Brief | Down to the last line below, repeat the entries word for word and drop the pictures.

Source records |
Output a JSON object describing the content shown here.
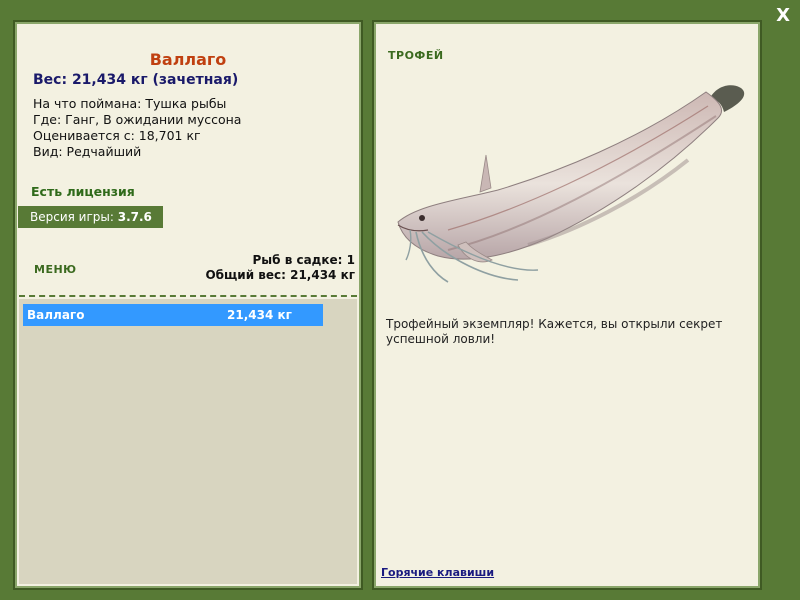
{
  "close_label": "X",
  "left": {
    "fish_name": "Валлаго",
    "weight_line": "Вес: 21,434 кг (зачетная)",
    "info": [
      "На что поймана: Тушка рыбы",
      "Где: Ганг, В ожидании муссона",
      "Оценивается с: 18,701 кг",
      "Вид: Редчайший"
    ],
    "license": "Есть лицензия",
    "version_label": "Версия игры:",
    "version_value": "3.7.6",
    "menu_label": "МЕНЮ",
    "cage_count": "Рыб в садке: 1",
    "cage_total": "Общий вес: 21,434 кг",
    "catch_list": [
      {
        "name": "Валлаго",
        "weight": "21,434 кг"
      }
    ]
  },
  "right": {
    "trophy_label": "ТРОФЕЙ",
    "trophy_text": "Трофейный экземпляр! Кажется, вы открыли секрет успешной ловли!",
    "hotkeys": "Горячие клавиши"
  },
  "colors": {
    "background": "#587a36",
    "panel": "#f3f1e1",
    "title": "#c04010",
    "weight": "#1a1a6a",
    "selection": "#3399ff"
  }
}
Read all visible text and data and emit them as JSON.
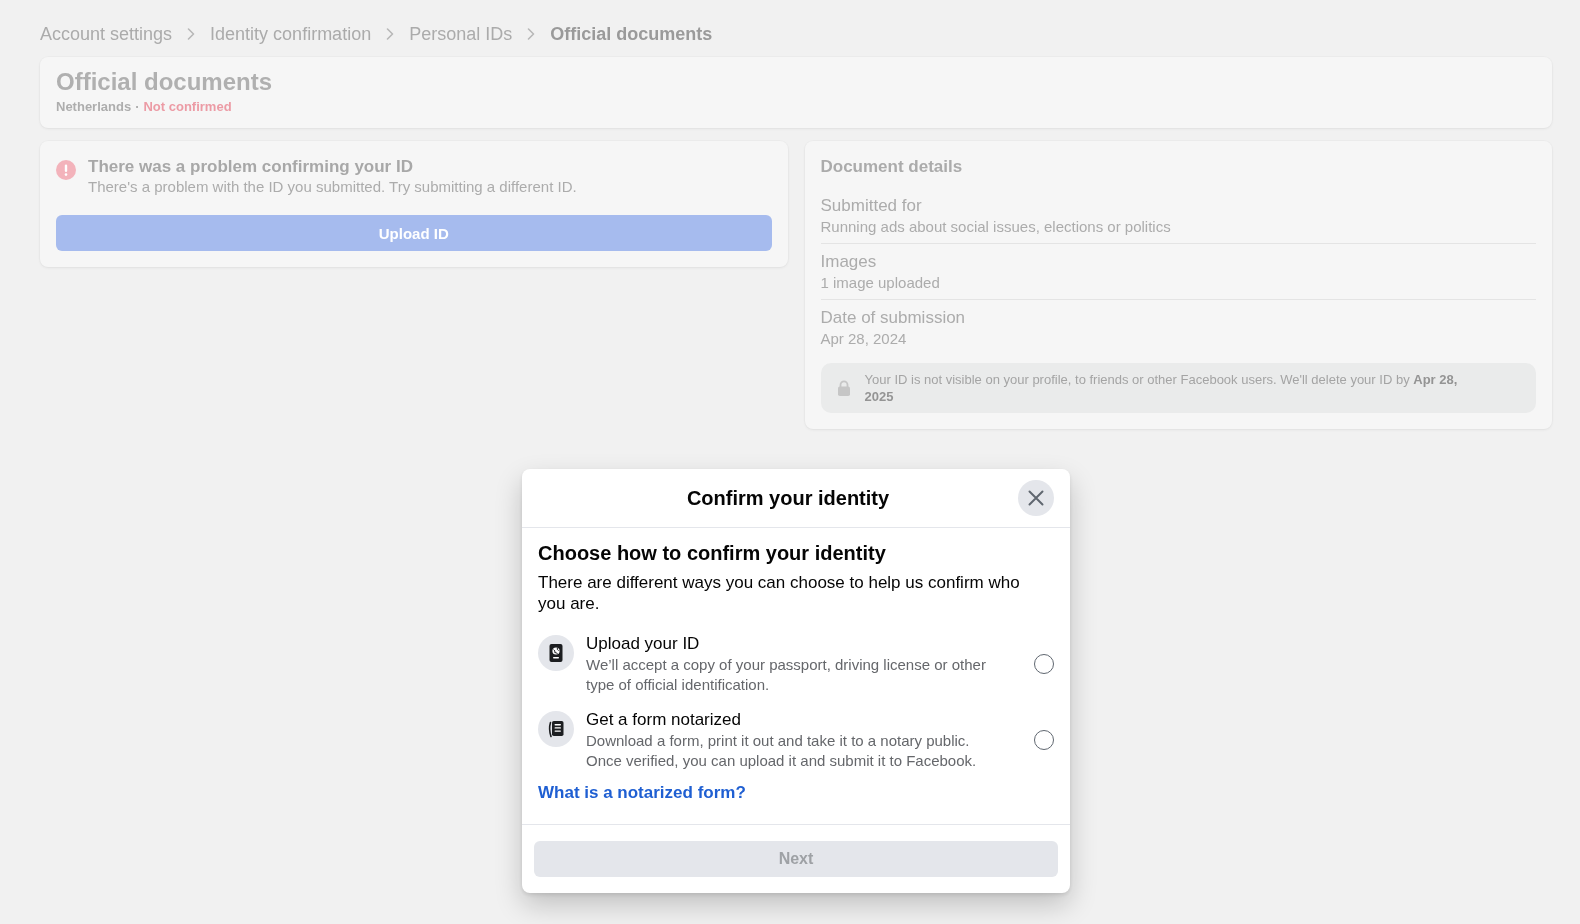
{
  "breadcrumb": [
    {
      "label": "Account settings",
      "current": false
    },
    {
      "label": "Identity confirmation",
      "current": false
    },
    {
      "label": "Personal IDs",
      "current": false
    },
    {
      "label": "Official documents",
      "current": true
    }
  ],
  "header": {
    "title": "Official documents",
    "country": "Netherlands",
    "separator": "·",
    "status": "Not confirmed"
  },
  "problem": {
    "title": "There was a problem confirming your ID",
    "description": "There's a problem with the ID you submitted. Try submitting a different ID.",
    "button": "Upload ID"
  },
  "details": {
    "title": "Document details",
    "rows": [
      {
        "label": "Submitted for",
        "value": "Running ads about social issues, elections or politics"
      },
      {
        "label": "Images",
        "value": "1 image uploaded"
      },
      {
        "label": "Date of submission",
        "value": "Apr 28, 2024"
      }
    ],
    "notice": "Your ID is not visible on your profile, to friends or other Facebook users. We'll delete your ID by **Apr 28, 2025**"
  },
  "dialog": {
    "title": "Confirm your identity",
    "heading": "Choose how to confirm your identity",
    "description": "There are different ways you can choose to help us confirm who you are.",
    "options": [
      {
        "kind": "passport",
        "title": "Upload your ID",
        "description": "We’ll accept a copy of your passport, driving license or other type of official identification.",
        "selected": false
      },
      {
        "kind": "form",
        "title": "Get a form notarized",
        "description": "Download a form, print it out and take it to a notary public. Once verified, you can upload it and submit it to Facebook.",
        "selected": false
      }
    ],
    "link": "What is a notarized form?",
    "next_button": {
      "label": "Next",
      "disabled": true
    }
  }
}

Response area |
Output a JSON object describing the content shown here.
{
  "close_label": "X",
  "left": {
    "fish_name": "Валлаго",
    "weight_line": "Вес: 21,434 кг (зачетная)",
    "info": [
      "На что поймана: Тушка рыбы",
      "Где: Ганг, В ожидании муссона",
      "Оценивается с: 18,701 кг",
      "Вид: Редчайший"
    ],
    "license": "Есть лицензия",
    "version_label": "Версия игры:",
    "version_value": "3.7.6",
    "menu_label": "МЕНЮ",
    "cage_count": "Рыб в садке: 1",
    "cage_total": "Общий вес: 21,434 кг",
    "catch_list": [
      {
        "name": "Валлаго",
        "weight": "21,434 кг"
      }
    ]
  },
  "right": {
    "trophy_label": "ТРОФЕЙ",
    "trophy_text": "Трофейный экземпляр! Кажется, вы открыли секрет успешной ловли!",
    "hotkeys": "Горячие клавиши"
  },
  "colors": {
    "background": "#587a36",
    "panel": "#f3f1e1",
    "title": "#c04010",
    "weight": "#1a1a6a",
    "selection": "#3399ff"
  }
}
Read all visible text and data and emit them as JSON.
{
  "breadcrumb": [
    {
      "label": "Account settings",
      "current": false
    },
    {
      "label": "Identity confirmation",
      "current": false
    },
    {
      "label": "Personal IDs",
      "current": false
    },
    {
      "label": "Official documents",
      "current": true
    }
  ],
  "header": {
    "title": "Official documents",
    "country": "Netherlands",
    "separator": "·",
    "status": "Not confirmed"
  },
  "problem": {
    "title": "There was a problem confirming your ID",
    "description": "There's a problem with the ID you submitted. Try submitting a different ID.",
    "button": "Upload ID"
  },
  "details": {
    "title": "Document details",
    "rows": [
      {
        "label": "Submitted for",
        "value": "Running ads about social issues, elections or politics"
      },
      {
        "label": "Images",
        "value": "1 image uploaded"
      },
      {
        "label": "Date of submission",
        "value": "Apr 28, 2024"
      }
    ],
    "notice": "Your ID is not visible on your profile, to friends or other Facebook users. We'll delete your ID by **Apr 28, 2025**"
  },
  "dialog": {
    "title": "Confirm your identity",
    "heading": "Choose how to confirm your identity",
    "description": "There are different ways you can choose to help us confirm who you are.",
    "options": [
      {
        "kind": "passport",
        "title": "Upload your ID",
        "description": "We’ll accept a copy of your passport, driving license or other type of official identification.",
        "selected": false
      },
      {
        "kind": "form",
        "title": "Get a form notarized",
        "description": "Download a form, print it out and take it to a notary public. Once verified, you can upload it and submit it to Facebook.",
        "selected": false
      }
    ],
    "link": "What is a notarized form?",
    "next_button": {
      "label": "Next",
      "disabled": true
    }
  }
}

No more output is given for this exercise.